Rinse with hot water to help flush out all the gunk and pigments in your hair.
Crush Some Vitamin C Pills
Another acidic ingredient you can use is vitamin C.
But don’t even think about using your expensive vitamin C facial serum for this!
You can use something as simple as those vitamin C tablets lying in your medicine cabinet.
Vitamin C is known to be brightening, and it works not just on the skin but on the hair too.
It might not remove all the dye from your hair, but it can certainly fade a significant amount of it.
The ascorbic acid in vitamin C works in the hair by oxidizing the pigments in it.
These color molecules then loosen up, making them easier to wash out of your hair.
Take 10-15 1000mg tablets of vitamin C and crush them into a fine powder with a mortar and pestle.
You can also do it with a rolling pin and a Ziploc.
Either way, just make sure to crush it well until it’s a super fine powder, not one with chunks that can get stuck in your hair.
Mix this powder with an anti-dandruff shampoo and apply it to your hair.
Leave it for 45 minutes to an hour in your tresses and wash it out in the shower.
Saturate The Hair In Vinegar
Vinegar is known to be a cleansing weapon in the house.
But it has acidic properties that can also aid in fading permanent hair color.
All you have to do is mix plain, white vinegar with hot to warm water and pour it all over your hair.
Let the liquid settle for 15 minutes, and then rinse it all out.
If you want an option that’s less drying, you can go for apple cider vinegar instead.
It’s less potent and acidic than white vinegar, so it’s more pH-balancing.
It’s also known to clean the scalp, so you can get rid of product build-up and add shine back to your hair too.
Give Yourself A Hot Oil Treatment
Lastly, you can give yourself a hot oil treatment at home.
Not only does this help get rid of permanent color fast, but it also smoothens and softens your mane.
You can use any vegetable oil you want for this method.
I highly recommend coconut oil, which is rich in omega fatty acids that can moisturize your hair deeply.
It also has penetrative properties that help open your hair cuticle.
Olive oil is another good option.
It’s known for its hair-conditioning properties, adding elasticity and shine to dull tresses.
Just heat a cup of your choice of oil in the microwave for 30-45 seconds.
It shouldn’t be extremely hot, just warm enough to be comfortable in your hair.
Saturate your hair with the oil with your fingers and cover it up with a plastic wrap.

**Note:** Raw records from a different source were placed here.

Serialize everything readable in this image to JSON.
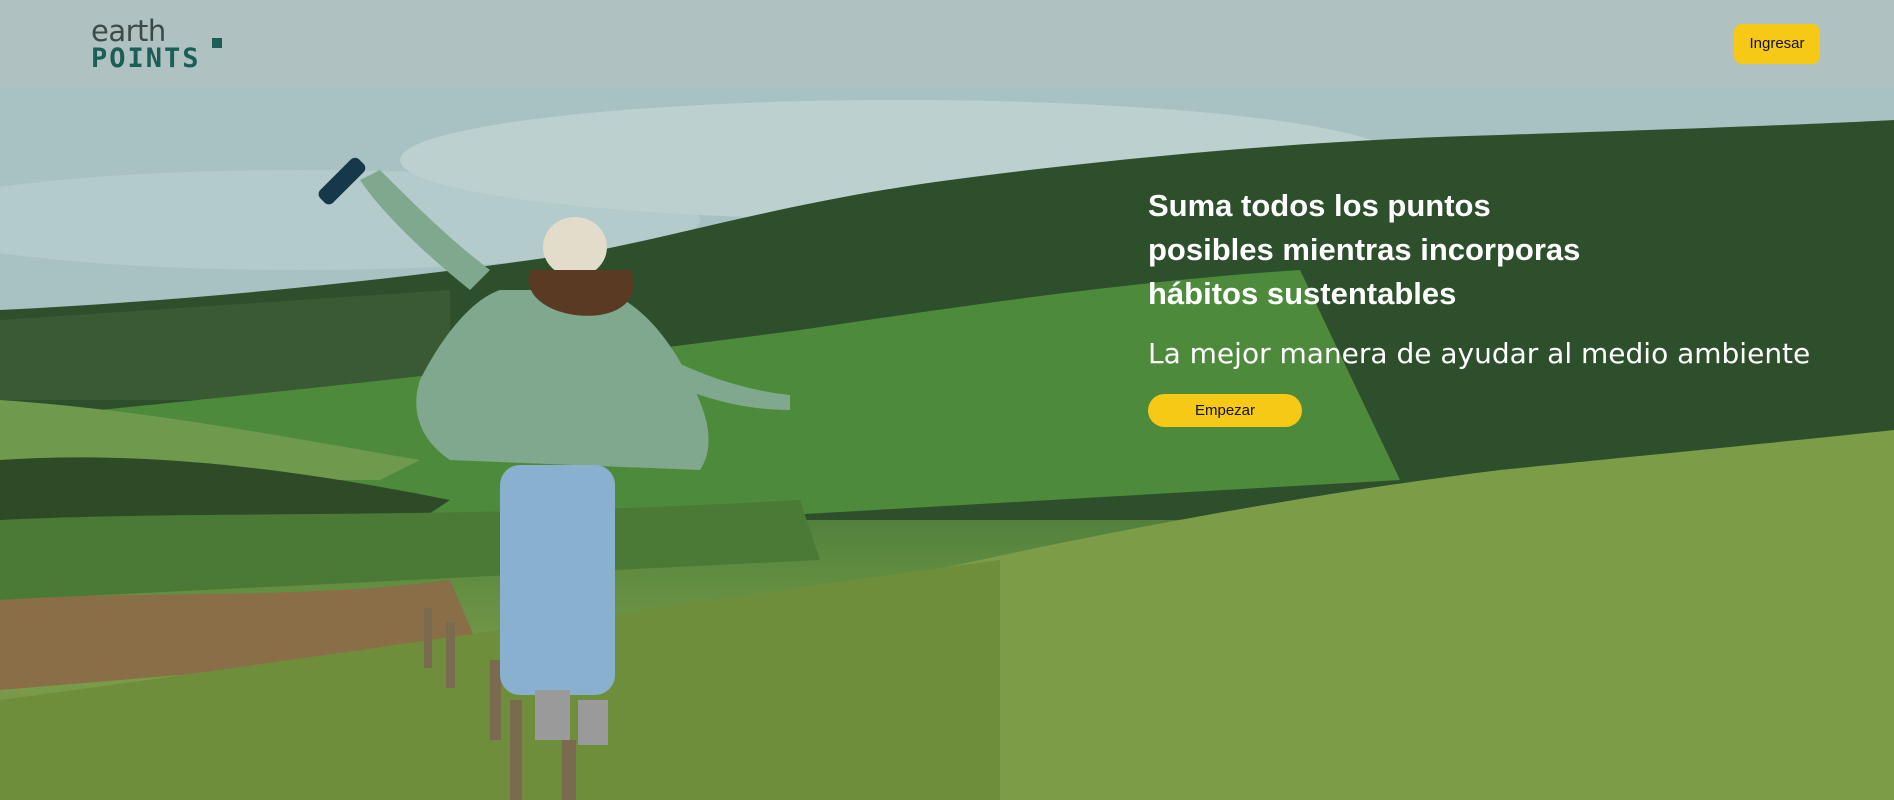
{
  "header": {
    "logo_top": "earth",
    "logo_bottom": "POINTS",
    "login_label": "Ingresar"
  },
  "hero": {
    "headline_lines": [
      "Suma todos los puntos",
      "posibles mientras incorporas",
      "hábitos sustentables"
    ],
    "subtitle": "La mejor manera de ayudar al medio ambiente",
    "cta_label": "Empezar"
  },
  "colors": {
    "accent": "#f7c917",
    "logo_dark": "#1b5e57",
    "logo_text": "#3d4a4a"
  }
}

Leave it alone for 30 minutes.
During this time, the oil will penetrate your hair strands and loosen up the permanent dye pigments.
Then, wash the oil out with a clarifying shampoo and rinse with warm water.
If you’ve colored your hair with permanent dye and realize you don’t want that shade forever, don’t panic.
Sure, it’s called “permanent” dye, but there are plenty of ways to go about getting rid of that color in your hair, from professional hair color removers to at-home solutions like ACV and Vitamin C.
If you follow the steps above religiously and care for your hair properly after, you’ll enjoy happy, healthy hair without the color you’ve gotten sick of.
Now, you’re free to enjoy lighter-colored hair or experiment with other fun shades you’ve been fantasizing about!